Title  : Tennis 2K2
Platforms  : Sega Dreamcast
Publisher  : Sega
ESRB Rating  : Everyone
Game Rating  : 8.8
Review by  : Ken Gagne

ieMagazine editorialist Pete Gallagher recently reminisced on the wonderful simplicity of Pong, and how today's gamers would consider such a game beneath them. 

Yet dress it up right and even Pong can be as fun today as it was back then. That's what Sega's done with Tennis 2K2, for the Dreamcast. 

A sequel to Virtua Tennis, Tennis 2K2 builds on the addictive qualities and simple, fast-paced action of the original while adding and changing features. The athlete roster now includes eight women players, for a total of sixteen real-life sportsmen from Cedric Pioline to Serena Williams and Alexandra Stevenson. One to four gamers can pit these athletes in singles, doubles, and mixed doubles tennis matches. 

The lone player will likely spend most of his time in World Tour mode, which is an opportunity for players to develop a unique tennis pro all their own, at the cost of playing as an "unknown" and not a real-world star. In Tour, players create in name, body, and skill a pair of athletes to compete in a calendar of events.
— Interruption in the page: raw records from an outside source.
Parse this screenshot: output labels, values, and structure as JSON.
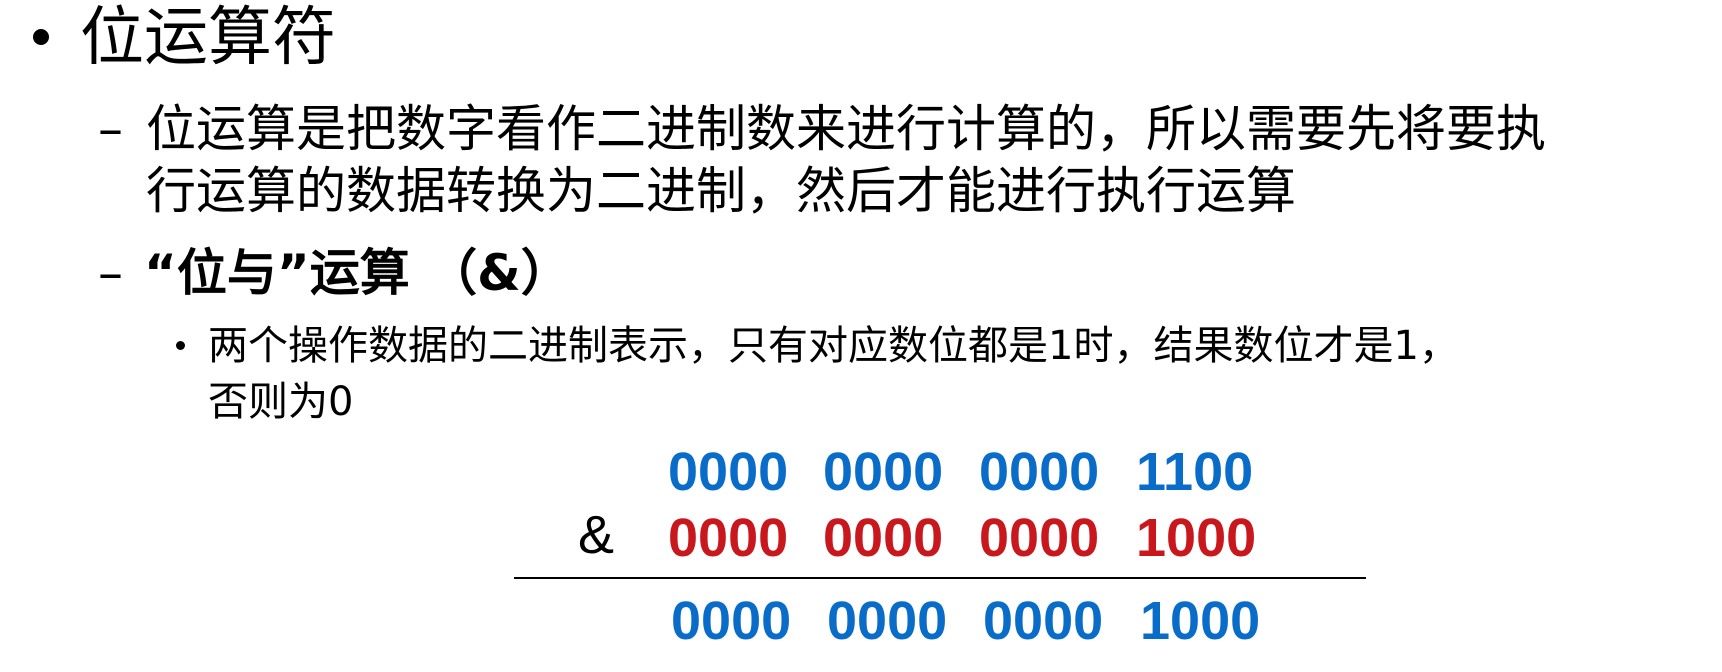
{
  "colors": {
    "text": "#000000",
    "blue": "#0a6cc9",
    "red": "#c8171d"
  },
  "heading": {
    "bullet": "•",
    "title": "位运算符"
  },
  "item1": {
    "dash": "–",
    "line1": "位运算是把数字看作二进制数来进行计算的，所以需要先将要执",
    "line2": "行运算的数据转换为二进制，然后才能进行执行运算"
  },
  "item2": {
    "dash": "–",
    "label": "“位与”运算 （&）"
  },
  "subitem": {
    "bullet": "•",
    "line1": "两个操作数据的二进制表示，只有对应数位都是1时，结果数位才是1，",
    "line2": "否则为0"
  },
  "example": {
    "operator": "&",
    "operand_a": [
      "0000",
      "0000",
      "0000",
      "1100"
    ],
    "operand_b": [
      "0000",
      "0000",
      "0000",
      "1000"
    ],
    "result": [
      "0000",
      "0000",
      "0000",
      "1000"
    ]
  }
}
The tour continues until every annual event on the calendar has been won. Mini-games, which imitate anything from Space Invaders to othello, will increase the players' skills in areas such as serve, volley, and footwork, allowing them to qualify for more advanced matches. Virtua Tennis' mini-games were more fun; in Tennis 2K2, they are played for the necessity of player development, not the luxury of cash prizes — and duly, repeatedly, since both male and female athletes require constant maturation. 

Prize money from matches can be spent on outfits, access to additional arenas, and contracts with partners for double matches. These are fine incentives, but nothing as seductive as unlocking additional players, as was offered in Virtua Tennis. 

Actual gameplay has changed little. Topspin, slice, and lob shots require quick thought for the ball to be placed where the opponent can't reach it. It's harder to pull off a satisfying smash, and easier to hit the ball out of bounds. The camera has moved a bit closer to the court, making it appear larger but giving players on the far end of the court a disadvantage. 

In doubles matches, your partner can be schizophrenic in his confidence. Often a ball will pass through his territory unchallenged; other times, he'll roam the court freely, hogging the ball. These mood swings can cause your partner to be frustratingly unreliable. 

Sega missed the ball on this one: Tennis is the only entry in the Sega Sports 2K2 lineup to not feature Internet play. This game is a perfect candidate for online matchups; its absence leaves the sequel short of surpassing its predecessor. 

If you take a moment between all the frantic racing and diving about the court, you'll notice some incredibly fluid animation in the character models. Whether they're standing, serving, or stroking, the athletes move as their real-life counterparts would. Between matches, doubles offer their partners congratulations, but skewed collision detection leaves them slapping each other's wrists and elbows as often as hands. Blurred slow motion replays highlight scoring moments, but the action is too blurred to be distinguishable. 

The realistic graphics are accompanied by authentic voiceovers. Announcers keep score as the game progresses, declaring the winners when appropriate. Since players are free to name their World Tour custom character as they like, the announcer cannot identify him winning a match or deuce advantage. It's expected, but conspicuous, since the computer players are regularly announced. 

Despite missed opportunities, Tennis 2K2 is an addictive game that all players can enjoy. Fans of the original seeking a different, if not altogether better, challenge, and a more complete athlete roster, will find it here.


This article is copyright (c) 2001, 2007 by Ken Gagne. All rights reserved. Not to be distributed without permission.

Original publication: Sentinel & Enterprise, 05-Nov-01